> Exercise prompt: Show each line of the entries below in which the word "description" appears.

┄┄┄┄┄┄┄┄┄┄┄┄┄┄┄┄┄┄┄┄

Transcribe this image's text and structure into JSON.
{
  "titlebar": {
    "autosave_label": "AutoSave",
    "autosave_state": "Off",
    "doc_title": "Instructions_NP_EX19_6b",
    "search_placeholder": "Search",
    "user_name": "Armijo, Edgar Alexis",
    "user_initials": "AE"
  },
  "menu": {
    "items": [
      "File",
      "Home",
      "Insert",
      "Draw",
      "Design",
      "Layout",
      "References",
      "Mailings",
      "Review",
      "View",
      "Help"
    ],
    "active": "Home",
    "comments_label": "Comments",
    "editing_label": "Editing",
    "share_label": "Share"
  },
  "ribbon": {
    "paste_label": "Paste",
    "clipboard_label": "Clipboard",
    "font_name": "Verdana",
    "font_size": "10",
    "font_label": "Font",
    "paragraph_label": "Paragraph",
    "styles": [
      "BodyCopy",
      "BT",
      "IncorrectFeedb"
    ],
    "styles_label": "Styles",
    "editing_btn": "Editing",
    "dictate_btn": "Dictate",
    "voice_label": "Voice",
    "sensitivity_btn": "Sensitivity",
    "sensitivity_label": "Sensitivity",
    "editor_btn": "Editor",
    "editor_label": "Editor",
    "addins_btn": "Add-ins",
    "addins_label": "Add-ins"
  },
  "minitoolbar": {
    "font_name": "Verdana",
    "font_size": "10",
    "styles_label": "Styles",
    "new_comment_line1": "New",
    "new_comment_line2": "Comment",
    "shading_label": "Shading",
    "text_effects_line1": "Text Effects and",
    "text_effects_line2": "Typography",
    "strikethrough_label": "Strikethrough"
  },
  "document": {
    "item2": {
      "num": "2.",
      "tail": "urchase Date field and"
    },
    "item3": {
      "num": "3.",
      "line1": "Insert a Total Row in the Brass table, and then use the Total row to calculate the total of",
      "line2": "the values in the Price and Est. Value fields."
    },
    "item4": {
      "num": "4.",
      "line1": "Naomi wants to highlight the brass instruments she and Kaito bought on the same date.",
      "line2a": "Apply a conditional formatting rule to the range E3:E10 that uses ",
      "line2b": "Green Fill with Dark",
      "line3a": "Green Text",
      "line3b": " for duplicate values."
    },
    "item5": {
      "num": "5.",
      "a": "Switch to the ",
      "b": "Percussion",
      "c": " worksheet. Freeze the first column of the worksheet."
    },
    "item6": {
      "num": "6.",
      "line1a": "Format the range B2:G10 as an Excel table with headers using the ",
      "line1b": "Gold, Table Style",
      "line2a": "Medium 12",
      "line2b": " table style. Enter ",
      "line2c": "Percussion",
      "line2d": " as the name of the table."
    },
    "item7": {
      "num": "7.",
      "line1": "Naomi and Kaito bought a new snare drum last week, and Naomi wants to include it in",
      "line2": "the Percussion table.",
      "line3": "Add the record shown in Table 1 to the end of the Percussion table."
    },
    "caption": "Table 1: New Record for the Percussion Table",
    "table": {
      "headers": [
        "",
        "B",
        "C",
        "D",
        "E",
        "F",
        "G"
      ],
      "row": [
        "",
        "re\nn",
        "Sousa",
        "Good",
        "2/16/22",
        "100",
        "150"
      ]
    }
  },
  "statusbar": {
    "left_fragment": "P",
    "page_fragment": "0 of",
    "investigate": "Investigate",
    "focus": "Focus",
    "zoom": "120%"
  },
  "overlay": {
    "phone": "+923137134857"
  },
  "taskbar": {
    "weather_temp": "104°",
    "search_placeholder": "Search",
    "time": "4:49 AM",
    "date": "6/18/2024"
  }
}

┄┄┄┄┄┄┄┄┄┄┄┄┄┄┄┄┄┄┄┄

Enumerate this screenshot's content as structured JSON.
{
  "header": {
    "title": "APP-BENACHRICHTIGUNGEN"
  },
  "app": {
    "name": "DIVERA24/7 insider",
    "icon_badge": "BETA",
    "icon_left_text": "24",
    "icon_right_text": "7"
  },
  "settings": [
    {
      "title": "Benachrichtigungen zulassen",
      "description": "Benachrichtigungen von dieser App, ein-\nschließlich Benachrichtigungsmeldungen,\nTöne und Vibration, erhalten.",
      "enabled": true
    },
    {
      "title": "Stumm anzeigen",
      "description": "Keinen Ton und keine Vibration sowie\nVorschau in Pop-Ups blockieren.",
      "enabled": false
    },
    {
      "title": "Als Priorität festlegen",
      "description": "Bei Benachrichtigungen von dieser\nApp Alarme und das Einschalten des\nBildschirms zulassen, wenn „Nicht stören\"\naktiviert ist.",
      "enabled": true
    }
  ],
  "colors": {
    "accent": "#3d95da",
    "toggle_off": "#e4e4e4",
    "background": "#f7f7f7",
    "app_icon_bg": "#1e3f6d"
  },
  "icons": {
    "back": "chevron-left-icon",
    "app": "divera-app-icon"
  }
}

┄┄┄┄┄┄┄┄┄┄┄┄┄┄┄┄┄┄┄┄

> Response to the task:
      "description": "Benachrichtigungen von dieser App, ein-\nschließlich Benachrichtigungsmeldungen,\nTöne und Vibration, erhalten.",
      "description": "Keinen Ton und keine Vibration sowie\nVorschau in Pop-Ups blockieren.",
      "description": "Bei Benachrichtigungen von dieser\nApp Alarme und das Einschalten des\nBildschirms zulassen, wenn „Nicht stören\"\naktiviert ist.",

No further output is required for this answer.